SAINT LOUIS, MO.-
For the first time in over 30 years, The Saint Louis Art Museum
, The Nelson-Atkins Museum of Art, and The Cleveland Museum of Art have collaborated to reunite the three panels of Agapanthus as the artist himself intended.
The Agapanthus triptych was inspired by Monet's pond in his famed garden at Giverny, just west of Paris.

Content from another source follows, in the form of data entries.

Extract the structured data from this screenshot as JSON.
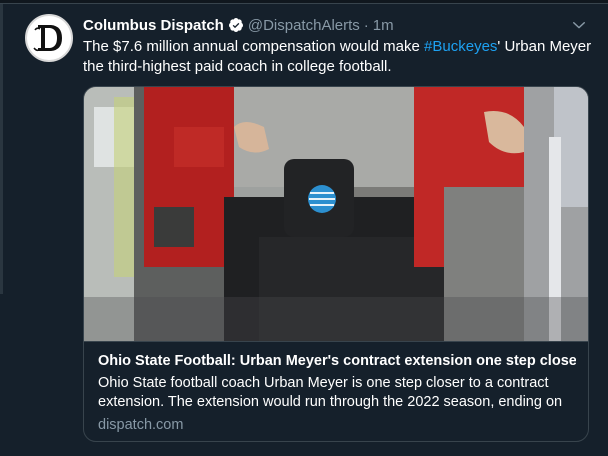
{
  "tweet": {
    "author_name": "Columbus Dispatch",
    "handle": "@DispatchAlerts",
    "separator": "·",
    "time": "1m",
    "text_before": "The $7.6 million annual compensation would make ",
    "hashtag": "#Buckeyes",
    "text_after": "' Urban Meyer the third-highest paid coach in college football."
  },
  "card": {
    "title": "Ohio State Football: Urban Meyer's contract extension one step closer",
    "description": "Ohio State football coach Urban Meyer is one step closer to a contract extension. The extension would run through the 2022 season, ending on",
    "domain": "dispatch.com"
  },
  "colors": {
    "background": "#15202b",
    "accent": "#1da1f2",
    "secondary_text": "#8899a6",
    "border": "#38444d"
  },
  "icons": {
    "avatar": "dispatch-logo-icon",
    "verified": "verified-badge-icon",
    "menu": "chevron-down-icon"
  }
}
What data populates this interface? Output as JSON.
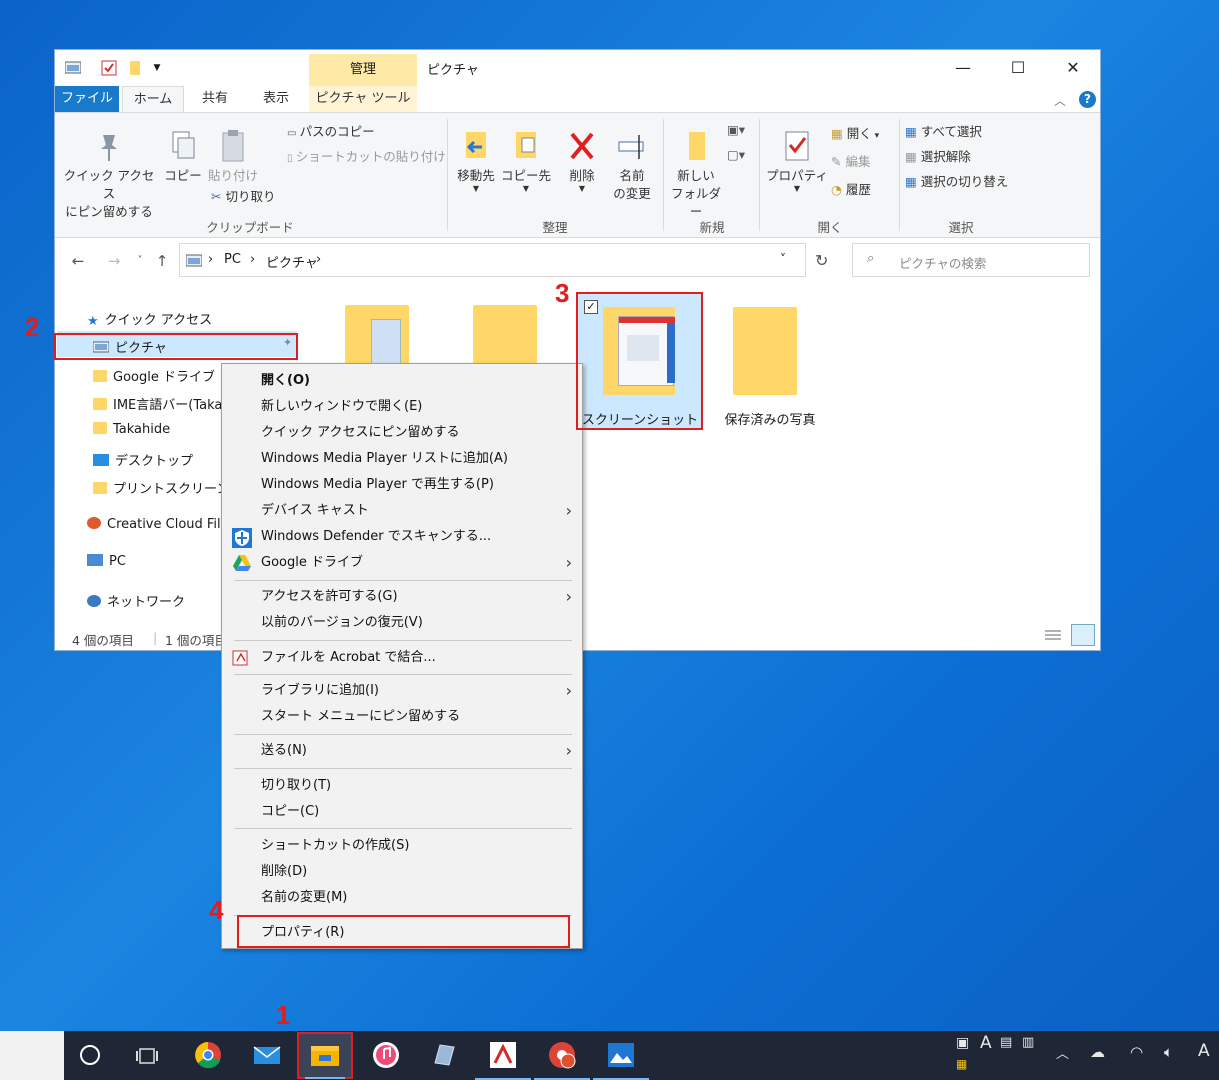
{
  "window": {
    "title": "ピクチャ",
    "context_header": "管理",
    "controls": {
      "minimize": "—",
      "maximize": "☐",
      "close": "✕"
    }
  },
  "tabs": {
    "file": "ファイル",
    "home": "ホーム",
    "share": "共有",
    "view": "表示",
    "picture_tools": "ピクチャ ツール"
  },
  "ribbon": {
    "pin_quick_access": [
      "クイック アクセス",
      "にピン留めする"
    ],
    "copy": "コピー",
    "paste": "貼り付け",
    "copy_path": "パスのコピー",
    "paste_shortcut": "ショートカットの貼り付け",
    "cut": "切り取り",
    "clipboard_group": "クリップボード",
    "move_to": "移動先",
    "copy_to": "コピー先",
    "delete": "削除",
    "rename": [
      "名前",
      "の変更"
    ],
    "organize_group": "整理",
    "new_folder": [
      "新しい",
      "フォルダー"
    ],
    "new_group": "新規",
    "properties": "プロパティ",
    "open": "開く",
    "edit": "編集",
    "history": "履歴",
    "open_group": "開く",
    "select_all": "すべて選択",
    "select_none": "選択解除",
    "invert_selection": "選択の切り替え",
    "select_group": "選択"
  },
  "address": {
    "crumbs": [
      "PC",
      "ピクチャ"
    ],
    "search_placeholder": "ピクチャの検索"
  },
  "nav": {
    "quick_access": "クイック アクセス",
    "pictures": "ピクチャ",
    "google_drive": "Google ドライブ",
    "ime": "IME言語バー(Taka",
    "takahide": "Takahide",
    "desktop": "デスクトップ",
    "printscreen": "プリントスクリーン(Ta",
    "creative_cloud": "Creative Cloud File",
    "pc": "PC",
    "network": "ネットワーク"
  },
  "status": {
    "items": "4 個の項目",
    "selected": "1 個の項目"
  },
  "folders": {
    "screenshots": "スクリーンショット",
    "saved_pictures": "保存済みの写真"
  },
  "context_menu": {
    "open": "開く(O)",
    "open_new_window": "新しいウィンドウで開く(E)",
    "pin_quick_access": "クイック アクセスにピン留めする",
    "wmp_add": "Windows Media Player リストに追加(A)",
    "wmp_play": "Windows Media Player で再生する(P)",
    "cast": "デバイス キャスト",
    "defender": "Windows Defender でスキャンする...",
    "google_drive": "Google ドライブ",
    "give_access": "アクセスを許可する(G)",
    "restore_prev": "以前のバージョンの復元(V)",
    "acrobat": "ファイルを Acrobat で結合...",
    "add_library": "ライブラリに追加(I)",
    "pin_start": "スタート メニューにピン留めする",
    "send_to": "送る(N)",
    "cut": "切り取り(T)",
    "copy": "コピー(C)",
    "create_shortcut": "ショートカットの作成(S)",
    "delete": "削除(D)",
    "rename": "名前の変更(M)",
    "properties": "プロパティ(R)"
  },
  "annotations": {
    "n1": "1",
    "n2": "2",
    "n3": "3",
    "n4": "4"
  },
  "taskbar": {
    "ime": "A"
  },
  "colors": {
    "accent": "#1979ca",
    "annotation": "#e11d1d",
    "folder": "#ffd769",
    "selection": "#cce8ff"
  }
}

Monet himself gave the title Agapanthus to the 42 foot triptych after the plant (also known as "African lily" or "Lily of the Nile"). His large-scale water-lily compositions represent the culminating achievement of his career, and were described by the artist as his Grand Decorations.

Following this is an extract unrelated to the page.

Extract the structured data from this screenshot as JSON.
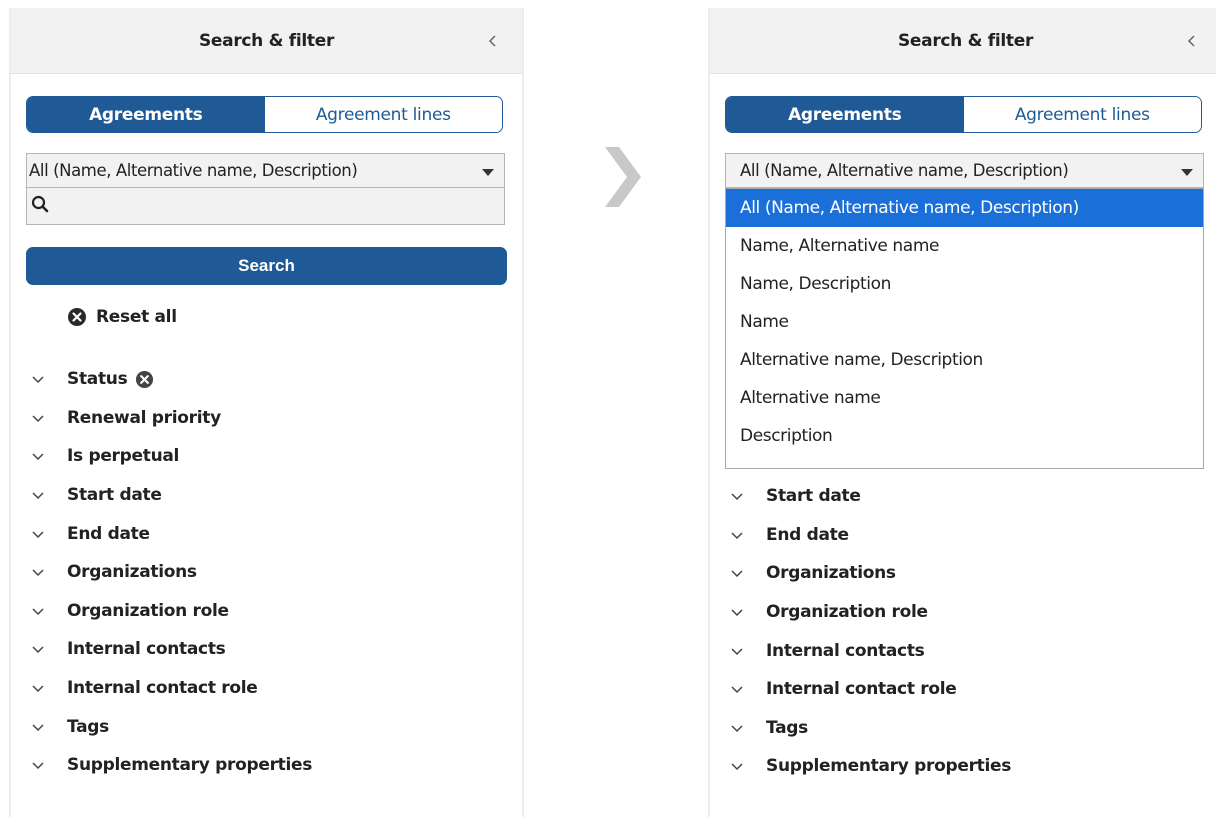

Monet began work on these three massive canvases, each measuring approximately 7 feet by 14 feet, in about 1915, and continued to rework and obsessively change the composition of the triptych until his death more than 10 years later.

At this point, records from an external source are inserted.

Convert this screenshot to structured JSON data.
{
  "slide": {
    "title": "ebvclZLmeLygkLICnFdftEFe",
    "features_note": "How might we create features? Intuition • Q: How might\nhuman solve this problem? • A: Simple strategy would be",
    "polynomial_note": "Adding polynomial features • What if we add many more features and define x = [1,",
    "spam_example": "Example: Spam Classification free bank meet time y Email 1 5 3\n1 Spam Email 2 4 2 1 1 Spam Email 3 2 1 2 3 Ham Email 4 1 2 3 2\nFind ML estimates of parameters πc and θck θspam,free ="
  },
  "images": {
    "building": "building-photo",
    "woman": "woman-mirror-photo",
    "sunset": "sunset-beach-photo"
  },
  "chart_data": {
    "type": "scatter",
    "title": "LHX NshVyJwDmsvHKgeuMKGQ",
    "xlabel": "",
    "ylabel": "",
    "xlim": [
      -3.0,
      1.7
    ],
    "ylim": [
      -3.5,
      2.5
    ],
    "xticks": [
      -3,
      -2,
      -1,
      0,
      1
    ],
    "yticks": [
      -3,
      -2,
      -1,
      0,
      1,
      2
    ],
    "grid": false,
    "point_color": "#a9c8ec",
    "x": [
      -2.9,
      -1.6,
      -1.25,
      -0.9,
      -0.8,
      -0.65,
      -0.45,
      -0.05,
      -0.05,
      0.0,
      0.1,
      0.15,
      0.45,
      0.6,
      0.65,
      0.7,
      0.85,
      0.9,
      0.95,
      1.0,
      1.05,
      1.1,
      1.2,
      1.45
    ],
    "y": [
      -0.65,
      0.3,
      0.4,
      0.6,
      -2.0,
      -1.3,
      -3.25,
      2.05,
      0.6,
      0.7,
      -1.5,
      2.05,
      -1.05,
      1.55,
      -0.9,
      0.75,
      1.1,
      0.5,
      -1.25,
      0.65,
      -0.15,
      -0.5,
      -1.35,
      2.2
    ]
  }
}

After Monet's death, the three panels of Agapanthus remained in Monet's studio until the mid-1950s when they were acquired by the New York dealer Knoedler and Company and first exhibited in the United States in 1956. The three compositions were acquired by The Cleveland Museum of Art, the Saint Louis Art Museum, and The Nelson-Atkins Museum of Art in Kansas City between 1956 and 1960. There are only two Monet triptychs in the United States; the other is in New York's Museum of Modern Art.
The three sections were first reunited in the 1978 exhibition, Monet's Years at Giverny: Beyond Impressionism, sponsored and exhibited by the Saint Louis Art Museum and the Metropolitan Museum of Art.
The three canvases were joined together again at the Saint Louis Art Museum in a 1980 exhibition cosponsored by the three holding institutions.
In St. Louis, Monet's Water Lilies includes two large-scale oil studies for the Agapanthus triptych, on loan from the Musée Marmottan Monet in Paris and reunited with the triptych for the first time. The Agapanthus, 19141917, and Water Lilies, Harmony in Blue, 19141917, are studies for the right and left panels of the triptych, providing important insight into Monet's working methods.
With a total of eight paintings, the St. Louis presentation of Monet's Water Lilies is curated by Simon Kelly, curator of modern and contemporary art, and will also showcase two works from a private St. Louis collection. Wisteria Numbers 1 and 2 was intended by Monet to be part of the initial installation for his triptychs in a planned (but never realized) pavilion in the garden of what is now the Musée Rodin in France. The other private collection loan, Water Lilies, was included along with Agapanthus in the 1956 exhibit of Monet's work at the Knoedler Gallery in New York.